## Material to process:
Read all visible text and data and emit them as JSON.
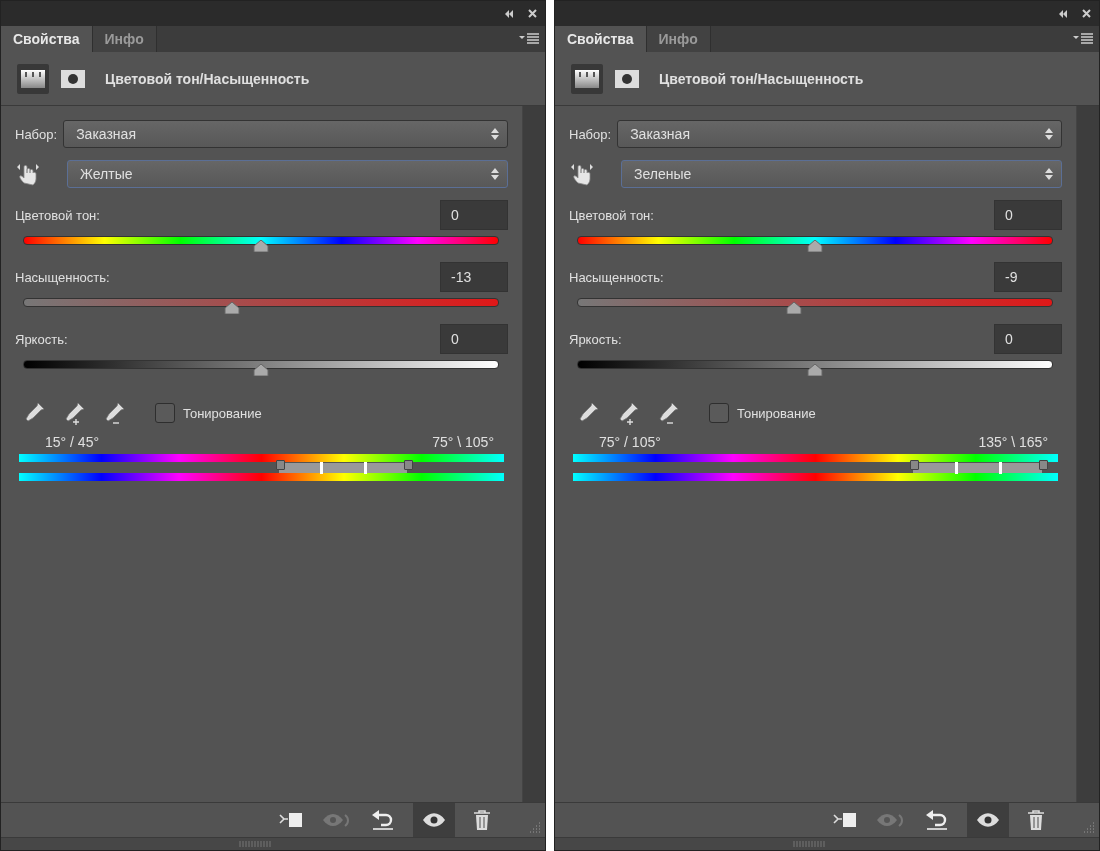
{
  "panels": [
    {
      "tabs": [
        {
          "label": "Свойства",
          "selected": true
        },
        {
          "label": "Инфо",
          "selected": false
        }
      ],
      "title": "Цветовой тон/Насыщенность",
      "preset": {
        "label": "Набор:",
        "value": "Заказная"
      },
      "channel": {
        "value": "Желтые"
      },
      "sliders": [
        {
          "kind": "hue",
          "label": "Цветовой тон:",
          "value": "0",
          "level": 0.5
        },
        {
          "kind": "saturation",
          "label": "Насыщенность:",
          "value": "-13",
          "level": 0.44
        },
        {
          "kind": "lightness",
          "label": "Яркость:",
          "value": "0",
          "level": 0.5
        }
      ],
      "colorize": {
        "label": "Тонирование",
        "checked": false
      },
      "range_labels": [
        "15° / 45°",
        "75° \\ 105°"
      ],
      "range_handles": [
        {
          "level": 0.536
        },
        {
          "level": 0.622
        },
        {
          "level": 0.713
        },
        {
          "level": 0.8
        }
      ]
    },
    {
      "tabs": [
        {
          "label": "Свойства",
          "selected": true
        },
        {
          "label": "Инфо",
          "selected": false
        }
      ],
      "title": "Цветовой тон/Насыщенность",
      "preset": {
        "label": "Набор:",
        "value": "Заказная"
      },
      "channel": {
        "value": "Зеленые"
      },
      "sliders": [
        {
          "kind": "hue",
          "label": "Цветовой тон:",
          "value": "0",
          "level": 0.5
        },
        {
          "kind": "saturation",
          "label": "Насыщенность:",
          "value": "-9",
          "level": 0.456
        },
        {
          "kind": "lightness",
          "label": "Яркость:",
          "value": "0",
          "level": 0.5
        }
      ],
      "colorize": {
        "label": "Тонирование",
        "checked": false
      },
      "range_labels": [
        "75° / 105°",
        "135° \\ 165°"
      ],
      "range_handles": [
        {
          "level": 0.7
        },
        {
          "level": 0.79
        },
        {
          "level": 0.88
        },
        {
          "level": 0.967
        }
      ]
    }
  ]
}
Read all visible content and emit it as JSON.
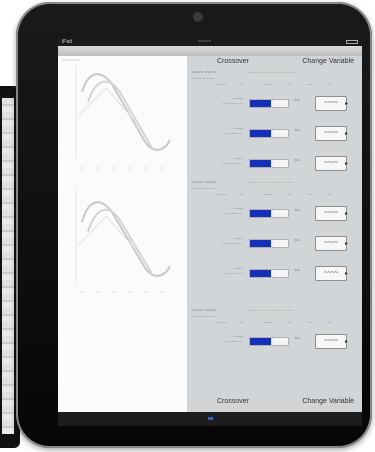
{
  "left_pane": {
    "title": "~~~~~~",
    "graphs": [
      {
        "axis_marks": [
          "~",
          "~",
          "~",
          "~",
          "~",
          "~"
        ]
      },
      {
        "axis_marks": [
          "~",
          "~",
          "~",
          "~",
          "~",
          "~"
        ]
      }
    ]
  },
  "status_bar": {
    "carrier": "iPad",
    "clock": "~~:~~"
  },
  "right_pane": {
    "header_top": {
      "tab_a": "Crossover",
      "tab_b": "Change Variable"
    },
    "header_bottom": {
      "tab_a": "Crossover",
      "tab_b": "Change Variable"
    },
    "stages": [
      {
        "label": "~~~~  ~~~~",
        "sub": "~~~~~~~~~~",
        "note": "~~~~ ~~~ ~~~~~~~~~ ~~~",
        "values": [
          "~~~~",
          "~~",
          "~~~~",
          "~~",
          "~~",
          "~~"
        ]
      },
      {
        "label": "~~~~  ~~~~",
        "sub": "~~~~~~~~~~",
        "note": "~~~~ ~~~ ~~~~~~~~~ ~~~",
        "values": [
          "~~~~",
          "~~",
          "~~~~",
          "~~",
          "~~",
          "~~"
        ]
      },
      {
        "label": "~~~~  ~~~~",
        "sub": "~~~~~~~~~~",
        "note": "~~~~ ~~~ ~~~~~~~~~ ~~~",
        "values": [
          "~~~~",
          "~~",
          "~~~~",
          "~~",
          "~~",
          "~~"
        ]
      }
    ],
    "rows": [
      {
        "label_a": "~~~~",
        "label_b": "~~~~~~~~~",
        "fill": 0.55,
        "value": "~~",
        "stepper": "~~~~"
      },
      {
        "label_a": "~~~~",
        "label_b": "~~~~~~~~~",
        "fill": 0.55,
        "value": "~~",
        "stepper": "~~~~"
      },
      {
        "label_a": "~~~~",
        "label_b": "~~~~~~~~~",
        "fill": 0.55,
        "value": "~~",
        "stepper": "~~~~"
      },
      {
        "label_a": "~~~~",
        "label_b": "~~~~~~~~~",
        "fill": 0.55,
        "value": "~~",
        "stepper": "~~~~"
      },
      {
        "label_a": "~~~~",
        "label_b": "~~~~~~~~~",
        "fill": 0.55,
        "value": "~~",
        "stepper": "~~~~"
      },
      {
        "label_a": "~~~~",
        "label_b": "~~~~~~~~~",
        "fill": 0.55,
        "value": "~~",
        "stepper": "~~~~"
      },
      {
        "label_a": "~~~~",
        "label_b": "~~~~~~~~~",
        "fill": 0.55,
        "value": "~~",
        "stepper": "~~~~"
      }
    ]
  },
  "colors": {
    "slider_fill": "#1530b8",
    "right_pane_bg": "#d2d5d8",
    "graph_curve": "#c8c8c8",
    "note_green": "#4aa04a"
  },
  "icons": {
    "stepper_caret": "caret-right-icon",
    "camera": "camera-icon"
  }
}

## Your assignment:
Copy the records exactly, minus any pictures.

## Result for this exercise:
Read all visible text and data and emit them as JSON.
{
  "panels": [
    {
      "tabs": [
        {
          "label": "Свойства",
          "selected": true
        },
        {
          "label": "Инфо",
          "selected": false
        }
      ],
      "title": "Цветовой тон/Насыщенность",
      "preset": {
        "label": "Набор:",
        "value": "Заказная"
      },
      "channel": {
        "value": "Желтые"
      },
      "sliders": [
        {
          "kind": "hue",
          "label": "Цветовой тон:",
          "value": "0",
          "level": 0.5
        },
        {
          "kind": "saturation",
          "label": "Насыщенность:",
          "value": "-13",
          "level": 0.44
        },
        {
          "kind": "lightness",
          "label": "Яркость:",
          "value": "0",
          "level": 0.5
        }
      ],
      "colorize": {
        "label": "Тонирование",
        "checked": false
      },
      "range_labels": [
        "15° / 45°",
        "75° \\ 105°"
      ],
      "range_handles": [
        {
          "level": 0.536
        },
        {
          "level": 0.622
        },
        {
          "level": 0.713
        },
        {
          "level": 0.8
        }
      ]
    },
    {
      "tabs": [
        {
          "label": "Свойства",
          "selected": true
        },
        {
          "label": "Инфо",
          "selected": false
        }
      ],
      "title": "Цветовой тон/Насыщенность",
      "preset": {
        "label": "Набор:",
        "value": "Заказная"
      },
      "channel": {
        "value": "Зеленые"
      },
      "sliders": [
        {
          "kind": "hue",
          "label": "Цветовой тон:",
          "value": "0",
          "level": 0.5
        },
        {
          "kind": "saturation",
          "label": "Насыщенность:",
          "value": "-9",
          "level": 0.456
        },
        {
          "kind": "lightness",
          "label": "Яркость:",
          "value": "0",
          "level": 0.5
        }
      ],
      "colorize": {
        "label": "Тонирование",
        "checked": false
      },
      "range_labels": [
        "75° / 105°",
        "135° \\ 165°"
      ],
      "range_handles": [
        {
          "level": 0.7
        },
        {
          "level": 0.79
        },
        {
          "level": 0.88
        },
        {
          "level": 0.967
        }
      ]
    }
  ]
}
Read all visible content and emit it as JSON.
{
  "left_pane": {
    "title": "~~~~~~",
    "graphs": [
      {
        "axis_marks": [
          "~",
          "~",
          "~",
          "~",
          "~",
          "~"
        ]
      },
      {
        "axis_marks": [
          "~",
          "~",
          "~",
          "~",
          "~",
          "~"
        ]
      }
    ]
  },
  "status_bar": {
    "carrier": "iPad",
    "clock": "~~:~~"
  },
  "right_pane": {
    "header_top": {
      "tab_a": "Crossover",
      "tab_b": "Change Variable"
    },
    "header_bottom": {
      "tab_a": "Crossover",
      "tab_b": "Change Variable"
    },
    "stages": [
      {
        "label": "~~~~  ~~~~",
        "sub": "~~~~~~~~~~",
        "note": "~~~~ ~~~ ~~~~~~~~~ ~~~",
        "values": [
          "~~~~",
          "~~",
          "~~~~",
          "~~",
          "~~",
          "~~"
        ]
      },
      {
        "label": "~~~~  ~~~~",
        "sub": "~~~~~~~~~~",
        "note": "~~~~ ~~~ ~~~~~~~~~ ~~~",
        "values": [
          "~~~~",
          "~~",
          "~~~~",
          "~~",
          "~~",
          "~~"
        ]
      },
      {
        "label": "~~~~  ~~~~",
        "sub": "~~~~~~~~~~",
        "note": "~~~~ ~~~ ~~~~~~~~~ ~~~",
        "values": [
          "~~~~",
          "~~",
          "~~~~",
          "~~",
          "~~",
          "~~"
        ]
      }
    ],
    "rows": [
      {
        "label_a": "~~~~",
        "label_b": "~~~~~~~~~",
        "fill": 0.55,
        "value": "~~",
        "stepper": "~~~~"
      },
      {
        "label_a": "~~~~",
        "label_b": "~~~~~~~~~",
        "fill": 0.55,
        "value": "~~",
        "stepper": "~~~~"
      },
      {
        "label_a": "~~~~",
        "label_b": "~~~~~~~~~",
        "fill": 0.55,
        "value": "~~",
        "stepper": "~~~~"
      },
      {
        "label_a": "~~~~",
        "label_b": "~~~~~~~~~",
        "fill": 0.55,
        "value": "~~",
        "stepper": "~~~~"
      },
      {
        "label_a": "~~~~",
        "label_b": "~~~~~~~~~",
        "fill": 0.55,
        "value": "~~",
        "stepper": "~~~~"
      },
      {
        "label_a": "~~~~",
        "label_b": "~~~~~~~~~",
        "fill": 0.55,
        "value": "~~",
        "stepper": "~~~~"
      },
      {
        "label_a": "~~~~",
        "label_b": "~~~~~~~~~",
        "fill": 0.55,
        "value": "~~",
        "stepper": "~~~~"
      }
    ]
  },
  "colors": {
    "slider_fill": "#1530b8",
    "right_pane_bg": "#d2d5d8",
    "graph_curve": "#c8c8c8",
    "note_green": "#4aa04a"
  },
  "icons": {
    "stepper_caret": "caret-right-icon",
    "camera": "camera-icon"
  }
}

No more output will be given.